[[ DATA SUPPLIED, beginning ]]

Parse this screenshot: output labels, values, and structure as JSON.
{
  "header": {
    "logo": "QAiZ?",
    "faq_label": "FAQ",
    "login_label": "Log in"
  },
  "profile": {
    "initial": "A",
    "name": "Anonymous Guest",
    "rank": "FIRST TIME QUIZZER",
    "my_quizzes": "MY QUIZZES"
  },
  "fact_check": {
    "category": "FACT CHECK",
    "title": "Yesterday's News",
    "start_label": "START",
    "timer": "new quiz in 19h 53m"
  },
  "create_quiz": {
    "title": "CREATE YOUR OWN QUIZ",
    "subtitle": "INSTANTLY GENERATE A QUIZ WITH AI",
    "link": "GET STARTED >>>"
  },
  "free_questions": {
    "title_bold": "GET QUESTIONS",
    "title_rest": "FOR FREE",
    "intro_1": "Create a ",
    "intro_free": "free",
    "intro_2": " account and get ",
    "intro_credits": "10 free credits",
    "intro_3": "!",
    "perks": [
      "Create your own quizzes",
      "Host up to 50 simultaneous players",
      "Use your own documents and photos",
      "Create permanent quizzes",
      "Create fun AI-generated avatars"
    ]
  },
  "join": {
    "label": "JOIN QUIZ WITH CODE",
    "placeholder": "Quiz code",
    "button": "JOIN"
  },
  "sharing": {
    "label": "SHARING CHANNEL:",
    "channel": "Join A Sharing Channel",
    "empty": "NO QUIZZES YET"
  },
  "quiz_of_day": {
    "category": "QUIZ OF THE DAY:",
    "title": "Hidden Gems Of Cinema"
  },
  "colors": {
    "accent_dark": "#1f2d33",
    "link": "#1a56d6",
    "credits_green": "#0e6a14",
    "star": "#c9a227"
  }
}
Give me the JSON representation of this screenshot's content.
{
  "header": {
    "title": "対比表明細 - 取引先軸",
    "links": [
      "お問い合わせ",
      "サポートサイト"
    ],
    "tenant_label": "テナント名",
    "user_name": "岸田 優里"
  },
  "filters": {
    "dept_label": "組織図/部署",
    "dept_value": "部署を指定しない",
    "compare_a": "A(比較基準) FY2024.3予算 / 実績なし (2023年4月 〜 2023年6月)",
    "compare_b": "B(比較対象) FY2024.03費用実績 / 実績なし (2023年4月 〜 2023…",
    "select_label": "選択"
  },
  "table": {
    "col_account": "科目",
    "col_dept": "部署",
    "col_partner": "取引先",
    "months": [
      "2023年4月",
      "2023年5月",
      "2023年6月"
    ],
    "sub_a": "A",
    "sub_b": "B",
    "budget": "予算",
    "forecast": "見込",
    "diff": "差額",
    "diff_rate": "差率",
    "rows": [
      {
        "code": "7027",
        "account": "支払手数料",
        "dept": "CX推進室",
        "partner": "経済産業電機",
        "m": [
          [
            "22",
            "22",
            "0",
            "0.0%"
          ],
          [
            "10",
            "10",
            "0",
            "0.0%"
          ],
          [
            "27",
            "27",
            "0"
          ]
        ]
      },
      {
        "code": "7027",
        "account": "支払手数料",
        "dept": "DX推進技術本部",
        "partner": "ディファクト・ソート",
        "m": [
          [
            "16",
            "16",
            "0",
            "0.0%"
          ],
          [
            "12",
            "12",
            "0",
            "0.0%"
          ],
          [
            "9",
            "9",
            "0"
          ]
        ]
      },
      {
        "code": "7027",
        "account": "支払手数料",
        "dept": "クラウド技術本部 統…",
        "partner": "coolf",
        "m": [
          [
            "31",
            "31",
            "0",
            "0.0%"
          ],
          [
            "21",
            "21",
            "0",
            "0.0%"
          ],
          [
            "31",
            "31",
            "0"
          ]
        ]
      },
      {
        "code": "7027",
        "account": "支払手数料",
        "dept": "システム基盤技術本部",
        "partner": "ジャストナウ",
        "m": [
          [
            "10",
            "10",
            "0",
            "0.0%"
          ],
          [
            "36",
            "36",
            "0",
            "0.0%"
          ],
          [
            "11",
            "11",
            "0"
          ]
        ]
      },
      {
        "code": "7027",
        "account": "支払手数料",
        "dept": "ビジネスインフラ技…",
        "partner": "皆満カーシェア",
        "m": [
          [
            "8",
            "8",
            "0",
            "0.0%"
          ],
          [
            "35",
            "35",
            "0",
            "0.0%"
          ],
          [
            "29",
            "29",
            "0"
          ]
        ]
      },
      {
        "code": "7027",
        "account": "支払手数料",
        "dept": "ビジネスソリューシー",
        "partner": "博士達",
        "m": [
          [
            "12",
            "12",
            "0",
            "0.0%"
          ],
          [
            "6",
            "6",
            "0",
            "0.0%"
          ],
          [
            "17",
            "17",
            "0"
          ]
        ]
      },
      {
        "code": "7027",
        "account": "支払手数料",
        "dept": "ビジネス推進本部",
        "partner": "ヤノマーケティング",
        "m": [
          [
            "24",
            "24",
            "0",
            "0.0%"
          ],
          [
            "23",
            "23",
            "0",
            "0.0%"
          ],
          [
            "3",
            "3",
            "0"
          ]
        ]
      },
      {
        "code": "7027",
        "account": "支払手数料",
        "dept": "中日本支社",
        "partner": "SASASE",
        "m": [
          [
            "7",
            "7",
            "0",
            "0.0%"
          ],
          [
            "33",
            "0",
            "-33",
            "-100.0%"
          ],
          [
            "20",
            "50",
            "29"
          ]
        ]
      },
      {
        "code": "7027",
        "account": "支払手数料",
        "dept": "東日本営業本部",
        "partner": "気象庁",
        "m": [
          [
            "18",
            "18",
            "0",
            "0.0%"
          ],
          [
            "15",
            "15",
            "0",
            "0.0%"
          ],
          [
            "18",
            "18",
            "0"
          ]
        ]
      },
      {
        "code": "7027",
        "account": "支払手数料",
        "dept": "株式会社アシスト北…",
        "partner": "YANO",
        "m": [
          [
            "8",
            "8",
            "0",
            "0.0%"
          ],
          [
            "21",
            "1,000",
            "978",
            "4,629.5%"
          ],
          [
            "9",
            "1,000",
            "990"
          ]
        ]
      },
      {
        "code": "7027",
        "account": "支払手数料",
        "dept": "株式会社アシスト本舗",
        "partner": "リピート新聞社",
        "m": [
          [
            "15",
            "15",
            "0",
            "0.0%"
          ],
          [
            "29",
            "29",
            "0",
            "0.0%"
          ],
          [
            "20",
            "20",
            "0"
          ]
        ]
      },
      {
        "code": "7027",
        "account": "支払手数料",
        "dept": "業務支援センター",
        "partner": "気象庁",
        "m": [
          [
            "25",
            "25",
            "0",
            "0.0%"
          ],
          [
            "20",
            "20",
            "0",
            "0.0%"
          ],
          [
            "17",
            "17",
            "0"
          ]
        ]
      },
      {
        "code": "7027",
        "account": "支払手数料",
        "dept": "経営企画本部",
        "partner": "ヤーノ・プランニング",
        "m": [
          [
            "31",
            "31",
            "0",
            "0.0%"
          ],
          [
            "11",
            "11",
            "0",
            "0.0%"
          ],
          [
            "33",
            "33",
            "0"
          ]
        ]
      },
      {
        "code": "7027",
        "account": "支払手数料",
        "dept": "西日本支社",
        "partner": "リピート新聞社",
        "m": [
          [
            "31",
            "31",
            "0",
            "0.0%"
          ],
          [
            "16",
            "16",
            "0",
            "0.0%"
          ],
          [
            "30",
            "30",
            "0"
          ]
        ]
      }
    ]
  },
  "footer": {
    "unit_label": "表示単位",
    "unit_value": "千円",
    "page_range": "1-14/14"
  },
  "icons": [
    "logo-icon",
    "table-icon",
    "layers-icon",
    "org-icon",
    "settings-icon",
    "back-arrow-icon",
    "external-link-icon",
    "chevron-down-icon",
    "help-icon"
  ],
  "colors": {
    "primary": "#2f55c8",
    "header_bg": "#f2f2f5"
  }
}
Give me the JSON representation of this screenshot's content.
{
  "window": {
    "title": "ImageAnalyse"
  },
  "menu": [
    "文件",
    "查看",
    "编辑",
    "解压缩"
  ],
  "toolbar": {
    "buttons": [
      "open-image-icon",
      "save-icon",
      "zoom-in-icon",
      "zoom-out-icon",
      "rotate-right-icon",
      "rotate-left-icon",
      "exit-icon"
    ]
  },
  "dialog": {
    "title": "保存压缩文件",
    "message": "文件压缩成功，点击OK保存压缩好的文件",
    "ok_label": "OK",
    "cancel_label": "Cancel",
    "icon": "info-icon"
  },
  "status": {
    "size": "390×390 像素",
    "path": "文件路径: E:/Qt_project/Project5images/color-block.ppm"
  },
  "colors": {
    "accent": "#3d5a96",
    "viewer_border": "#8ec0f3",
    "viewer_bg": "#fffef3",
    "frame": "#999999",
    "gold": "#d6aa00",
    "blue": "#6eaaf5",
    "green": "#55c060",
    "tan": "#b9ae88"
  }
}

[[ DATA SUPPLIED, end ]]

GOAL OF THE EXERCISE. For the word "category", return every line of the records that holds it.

EXERCISE OUTPUT.
    "category": "FACT CHECK",
    "category": "QUIZ OF THE DAY:",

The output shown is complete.